Both are related to the field in which I was trained – linguistics. Both center on language – not surprising, since language is a multi-purpose tool without which we would not be human.

I think of them as two mega-issues, each with a constellation of sub- and intersecting issues.

  1. 1. Hate speech and fighting words

Trump, Trump, Trump: desperately seeking synonyms

Charles Dickens is famous for giving his characters whimsical names that often reflect their personalities.  “Scrooge” is probably the best-known, unmistakably conveying a grasping miserliness in almost tangible terms.

If Dickens had written about a vulgar, aggressive billionaire intent on seeking power, crushing his enemies, and emblazoning his name around the world, he could hardly have chosen a better name than “Trump.”

But we’re not talking about a literary character.  Trump is a real person who makes sure his name is repeated 24/7 in every possible mass-media outlet.

over-Trumpified

Questions about the war on clickbait

“People tell us they don’t like stories that are misleading, sensational, or spammy. That includes clickbait headlines that are designed to get attention and lure visitors into clicking on a link.”

Facebook blog

So Facebook has declared war on clickbait.  The post defines three categories.

“Spammy” I can understand. But we already have protection built into our email services — and, hopefully, our minds.

The Language of “The Passion”

If we can set aside, just for a moment, our passions about “The Passion,” we can view it as a movie with some really good linguistic special effects.

Below is the full text version of an article entitled “The Jesuit scholar who translated ‘The Passion'” (by Nathan Bierma, Special to the Tribune. Chicago Tribune, Mar 4, 2004). The footnote numbers refer to my comments at the end.


Obscured by the furor surrounding Mel Gibson’s “The Passion of the Christ” is one relatively mundane bit of trivia: Last week’s debut marked the widest release ever of a subtitled film in North America.

Beyond “Fun” linguistics: The Deconstruction of BS and the Search for Truth

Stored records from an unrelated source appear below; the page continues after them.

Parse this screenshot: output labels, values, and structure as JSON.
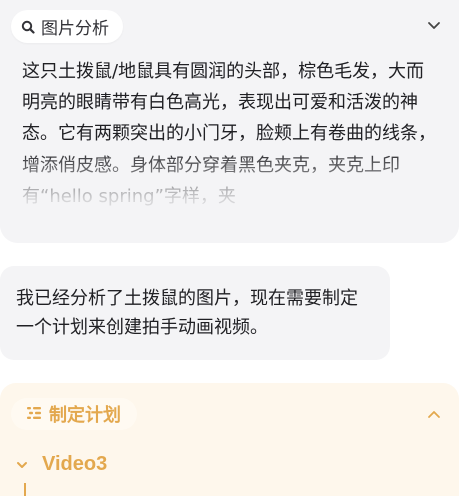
{
  "analysis": {
    "title": "图片分析",
    "icon": "search-icon",
    "collapse_icon": "chevron-down-icon",
    "text": "这只土拨鼠/地鼠具有圆润的头部，棕色毛发，大而明亮的眼睛带有白色高光，表现出可爱和活泼的神态。它有两颗突出的小门牙，脸颊上有卷曲的线条，增添俏皮感。身体部分穿着黑色夹克，夹克上印有“hello spring”字样，夹"
  },
  "message": {
    "text": "我已经分析了土拨鼠的图片，现在需要制定一个计划来创建拍手动画视频。"
  },
  "plan": {
    "title": "制定计划",
    "icon": "list-icon",
    "collapse_icon": "chevron-up-icon",
    "items": [
      {
        "label": "Video3",
        "icon": "chevron-down-icon"
      }
    ]
  },
  "colors": {
    "card_bg": "#f4f4f6",
    "plan_bg": "#fef7ec",
    "accent": "#e3a84e",
    "text": "#202024"
  }
}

I suppose I should not be shocked by the trivialization, in the popular view, of the discipline to which I devoted so many years of my life and still consider myself a practitioner: linguistics — the objective, scientific study of language. I’m not surprised because many sciences get trivialized. The ongoing search for knowledge of nutrition spawns health fads and new diets galore. The data of biology and astrophysics are twisted to support crackpot theories of creationism. The bewilderingly complex study of climate change is as polluted by politics and emotion as the environment is itself polluted with human, toxic waste.